Army of Two: The Devil’s Cartel / Version Played: PS3
EA / Visceral / PS3/360 / March 28th
In Army of Two: The Devil’s Cartel players find themselves on the deadly streets of Mexico as Alpha and Bravo, two operatives working for Trans World Operations (T.W.O.), a PMC outfit that drops them in the middle of a drug war conflict for an assignment full of corruption and deceit. With the ability to unleash the power of ultimate destruction, players will need to work together as their objectives unravel, allegiances begin to blur and they face off against the ruthless cartel. The story if this game is completely over the top and fits in with the gameplay perfectly. Don’t expect to be thinking about it days after you’ve finished though.
Army of Two: The Devil’s Cartel uses the Frostbite 2 engine. Don’t let this fool you though as if you are comparing this game to the likes of Battlefield 3 then you will be sorely disappointed. The art style in this game is a lot less realistic and whilst lighting and textures aren’t as impressive, they still do well to add to the atmosphere of the game. Pretty much everything is destructible in the game which really added a new touch to the craziness of the game. Animation could’ve been given a little more detail as some things come across as a little clunky. I just felt as if the graphics really lacked creatively and came across as very flat. The greatest graphical touches come whilst you have activated Overkill mode.
Army of Two: The Devil’s Cartel really centres its gameplay around co-op aspects. From the get go you are ordering your comrades around to open doors, help lift you up amongst a host of other thing. The cover system definitely takes a while to get used to. I felt like in the beginning I was not instinctively finding cover as I would in games like Gears of War. This become less of a problem as I spent a lot of time with the game.
The gunplay is pretty solid. There are a few little things that make it control differently from other shooters but these are ironed out in the games tutorial. If you pay attention in the tutorial then you shouldn’t have any issues in the game, as it throws you deep into bunches of enemies straight after you’ve completed it. The one real difference from other shooters is Overkill mode. Your overkill meter builds with kills and once you’ve activated it you no longer need to reload your bullets, you become invincible for a short amount of times and you do major amounts of damage. Whilst this mode is activated, you completely lose any sort of challenge but it creates mindless fun and breaks up the massive waves of enemies.
The thing I loved most about the latest Army of Two is the amount of customisation options available in between missions. Not only can you completely customise the appearance of your character, you are able to purchase different weapons and load outs. As you progress through the missions you will level up based on how quickly you get through the level, how many kills you get and many other criteria. As you level up you will unlock different weapons. I thought that the developers were smart to do it. There are 25 different ranks to get to and it really gives the player incentive to play tactically and also keeps the game feeling fresh as you unlock new weapons.

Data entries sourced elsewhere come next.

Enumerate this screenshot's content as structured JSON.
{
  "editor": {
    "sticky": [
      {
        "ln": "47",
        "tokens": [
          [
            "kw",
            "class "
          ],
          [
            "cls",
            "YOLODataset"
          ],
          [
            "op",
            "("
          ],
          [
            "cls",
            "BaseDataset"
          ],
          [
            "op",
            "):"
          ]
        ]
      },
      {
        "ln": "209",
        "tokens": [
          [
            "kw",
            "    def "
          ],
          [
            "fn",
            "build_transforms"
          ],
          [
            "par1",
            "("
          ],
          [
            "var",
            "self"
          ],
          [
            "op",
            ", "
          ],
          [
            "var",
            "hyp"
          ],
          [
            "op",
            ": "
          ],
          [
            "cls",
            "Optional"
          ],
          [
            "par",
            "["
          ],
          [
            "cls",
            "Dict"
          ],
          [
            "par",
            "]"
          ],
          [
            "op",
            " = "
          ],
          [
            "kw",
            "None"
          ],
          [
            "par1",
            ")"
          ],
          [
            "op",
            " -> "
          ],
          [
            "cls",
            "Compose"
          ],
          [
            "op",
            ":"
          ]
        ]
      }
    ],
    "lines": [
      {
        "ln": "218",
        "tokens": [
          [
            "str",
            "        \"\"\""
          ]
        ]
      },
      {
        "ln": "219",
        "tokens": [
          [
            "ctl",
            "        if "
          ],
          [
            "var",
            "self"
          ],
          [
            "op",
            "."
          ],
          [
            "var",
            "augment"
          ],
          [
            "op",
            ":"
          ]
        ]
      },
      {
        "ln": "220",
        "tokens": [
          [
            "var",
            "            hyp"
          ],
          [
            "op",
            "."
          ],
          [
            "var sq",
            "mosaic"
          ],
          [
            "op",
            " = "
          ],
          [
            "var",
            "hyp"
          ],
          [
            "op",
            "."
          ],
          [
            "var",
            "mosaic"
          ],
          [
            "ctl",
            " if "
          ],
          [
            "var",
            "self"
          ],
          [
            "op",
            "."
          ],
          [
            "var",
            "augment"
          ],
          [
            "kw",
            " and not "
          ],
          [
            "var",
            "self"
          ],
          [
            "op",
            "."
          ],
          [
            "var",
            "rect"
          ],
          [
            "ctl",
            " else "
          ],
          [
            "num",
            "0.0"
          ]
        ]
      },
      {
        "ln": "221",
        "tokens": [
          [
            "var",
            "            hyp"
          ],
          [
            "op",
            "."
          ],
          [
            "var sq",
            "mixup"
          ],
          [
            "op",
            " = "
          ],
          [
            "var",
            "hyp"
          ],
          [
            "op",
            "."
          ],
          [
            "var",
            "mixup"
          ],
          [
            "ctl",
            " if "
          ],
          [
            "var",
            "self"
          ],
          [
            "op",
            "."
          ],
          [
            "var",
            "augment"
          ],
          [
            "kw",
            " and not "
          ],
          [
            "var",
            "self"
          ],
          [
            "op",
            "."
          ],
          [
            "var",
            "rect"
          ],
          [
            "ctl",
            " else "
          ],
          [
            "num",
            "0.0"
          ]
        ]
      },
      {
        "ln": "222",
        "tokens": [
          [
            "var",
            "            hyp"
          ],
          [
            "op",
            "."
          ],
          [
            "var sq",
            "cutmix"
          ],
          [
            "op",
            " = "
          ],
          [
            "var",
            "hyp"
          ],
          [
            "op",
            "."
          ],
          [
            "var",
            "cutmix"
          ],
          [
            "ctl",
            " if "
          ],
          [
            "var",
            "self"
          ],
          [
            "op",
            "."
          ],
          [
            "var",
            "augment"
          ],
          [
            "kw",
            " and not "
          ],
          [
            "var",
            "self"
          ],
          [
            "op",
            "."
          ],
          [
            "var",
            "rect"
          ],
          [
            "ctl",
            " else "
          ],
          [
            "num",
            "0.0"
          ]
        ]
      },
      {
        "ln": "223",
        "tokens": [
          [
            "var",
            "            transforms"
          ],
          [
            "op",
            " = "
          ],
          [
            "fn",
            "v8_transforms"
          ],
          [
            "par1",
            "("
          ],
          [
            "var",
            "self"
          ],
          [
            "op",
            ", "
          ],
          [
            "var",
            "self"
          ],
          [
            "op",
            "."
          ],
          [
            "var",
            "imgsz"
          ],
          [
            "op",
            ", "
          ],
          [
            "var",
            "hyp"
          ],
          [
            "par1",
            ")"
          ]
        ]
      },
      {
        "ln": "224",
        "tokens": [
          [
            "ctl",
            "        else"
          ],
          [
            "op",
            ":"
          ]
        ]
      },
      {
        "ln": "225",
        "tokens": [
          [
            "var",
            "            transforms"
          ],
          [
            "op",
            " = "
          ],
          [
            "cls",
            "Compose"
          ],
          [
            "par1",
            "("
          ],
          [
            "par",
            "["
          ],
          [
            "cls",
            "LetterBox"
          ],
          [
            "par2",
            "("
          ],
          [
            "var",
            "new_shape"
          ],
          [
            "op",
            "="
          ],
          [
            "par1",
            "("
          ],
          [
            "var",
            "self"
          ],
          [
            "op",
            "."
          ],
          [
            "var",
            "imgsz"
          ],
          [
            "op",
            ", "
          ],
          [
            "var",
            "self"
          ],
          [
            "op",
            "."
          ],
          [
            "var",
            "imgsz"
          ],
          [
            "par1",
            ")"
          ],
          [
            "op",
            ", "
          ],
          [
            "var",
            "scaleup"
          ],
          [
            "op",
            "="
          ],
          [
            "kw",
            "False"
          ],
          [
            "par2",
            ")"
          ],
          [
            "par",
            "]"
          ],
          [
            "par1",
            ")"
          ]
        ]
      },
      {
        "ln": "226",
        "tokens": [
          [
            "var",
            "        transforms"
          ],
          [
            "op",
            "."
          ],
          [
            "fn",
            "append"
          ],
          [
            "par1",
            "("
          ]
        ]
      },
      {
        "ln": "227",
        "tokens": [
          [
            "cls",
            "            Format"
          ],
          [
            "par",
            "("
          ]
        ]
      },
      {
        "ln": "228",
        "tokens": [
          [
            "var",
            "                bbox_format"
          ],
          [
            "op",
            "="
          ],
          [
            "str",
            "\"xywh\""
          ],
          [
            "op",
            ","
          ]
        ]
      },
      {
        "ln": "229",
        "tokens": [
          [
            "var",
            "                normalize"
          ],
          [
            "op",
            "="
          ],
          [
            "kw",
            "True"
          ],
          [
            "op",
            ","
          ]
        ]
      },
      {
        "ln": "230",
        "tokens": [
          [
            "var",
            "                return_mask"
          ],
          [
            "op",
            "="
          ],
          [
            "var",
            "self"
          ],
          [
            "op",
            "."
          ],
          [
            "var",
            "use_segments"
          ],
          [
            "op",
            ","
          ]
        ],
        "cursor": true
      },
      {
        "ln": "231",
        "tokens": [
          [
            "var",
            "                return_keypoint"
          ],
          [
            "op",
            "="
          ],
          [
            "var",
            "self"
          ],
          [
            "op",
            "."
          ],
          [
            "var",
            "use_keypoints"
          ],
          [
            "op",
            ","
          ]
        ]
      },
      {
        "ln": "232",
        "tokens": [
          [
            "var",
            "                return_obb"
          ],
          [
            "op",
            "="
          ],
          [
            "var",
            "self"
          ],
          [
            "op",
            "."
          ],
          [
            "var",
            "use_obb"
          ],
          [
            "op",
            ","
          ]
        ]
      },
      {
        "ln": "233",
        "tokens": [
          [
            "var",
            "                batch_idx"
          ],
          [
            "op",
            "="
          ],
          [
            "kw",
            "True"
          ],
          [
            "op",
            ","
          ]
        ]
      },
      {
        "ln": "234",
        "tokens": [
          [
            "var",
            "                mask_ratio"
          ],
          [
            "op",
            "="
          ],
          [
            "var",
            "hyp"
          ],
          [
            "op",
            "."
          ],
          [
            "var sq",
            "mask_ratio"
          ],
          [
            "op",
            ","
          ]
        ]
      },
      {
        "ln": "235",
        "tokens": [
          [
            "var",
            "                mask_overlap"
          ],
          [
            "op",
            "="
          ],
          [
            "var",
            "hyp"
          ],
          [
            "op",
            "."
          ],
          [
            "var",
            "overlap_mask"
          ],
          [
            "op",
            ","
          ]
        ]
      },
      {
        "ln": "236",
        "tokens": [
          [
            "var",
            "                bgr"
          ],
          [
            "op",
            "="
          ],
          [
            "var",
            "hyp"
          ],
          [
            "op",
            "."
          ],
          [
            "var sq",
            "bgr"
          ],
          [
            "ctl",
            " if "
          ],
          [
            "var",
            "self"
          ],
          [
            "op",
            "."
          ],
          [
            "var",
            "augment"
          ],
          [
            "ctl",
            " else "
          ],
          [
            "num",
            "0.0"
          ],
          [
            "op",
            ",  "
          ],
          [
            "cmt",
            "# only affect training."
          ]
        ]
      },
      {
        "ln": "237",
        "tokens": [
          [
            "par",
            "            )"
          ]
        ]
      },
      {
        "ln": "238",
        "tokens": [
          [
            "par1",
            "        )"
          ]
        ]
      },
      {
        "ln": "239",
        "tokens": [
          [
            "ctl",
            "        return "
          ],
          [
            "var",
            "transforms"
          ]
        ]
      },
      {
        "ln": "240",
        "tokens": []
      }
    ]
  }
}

I feel like the game is let down in its level design. For the majority of the game you really feel like you’re going through the same linear level designs, taking down waves of enemies with very few chances to explore. The game adds a few different set pieces to spice it up but I feel like it really could’ve gone even more over the top in adding even more set pieces. The game really seems to be lacking in the creativity area. I felt like enemies never really felt all that different and I thought the game could’ve really benefited having less enemies on screen with more variety in them.
The games features local split screen co-op and online play worked for me without too many troubles. If you’re hosting a game than you can choose through the missions you’ve already played through. You can also join someones game based on what map they’re playing. When playing online, a best team player is awarded after each level. This is determined by deaths, heals, baits, decoys and saviours. We think that playing the game with someone is probably the most enjoyable way to play.
If you’ve got a friend to sit down with or an online buddy then you’ll definitely have mindless fun with this game. There is still fun to be had if you’re playing by yourself but don’t expected to be wowed by the production values or story. Most of the replayability comes in the form of weapons and weapon upgrade and this is easily the games best asset.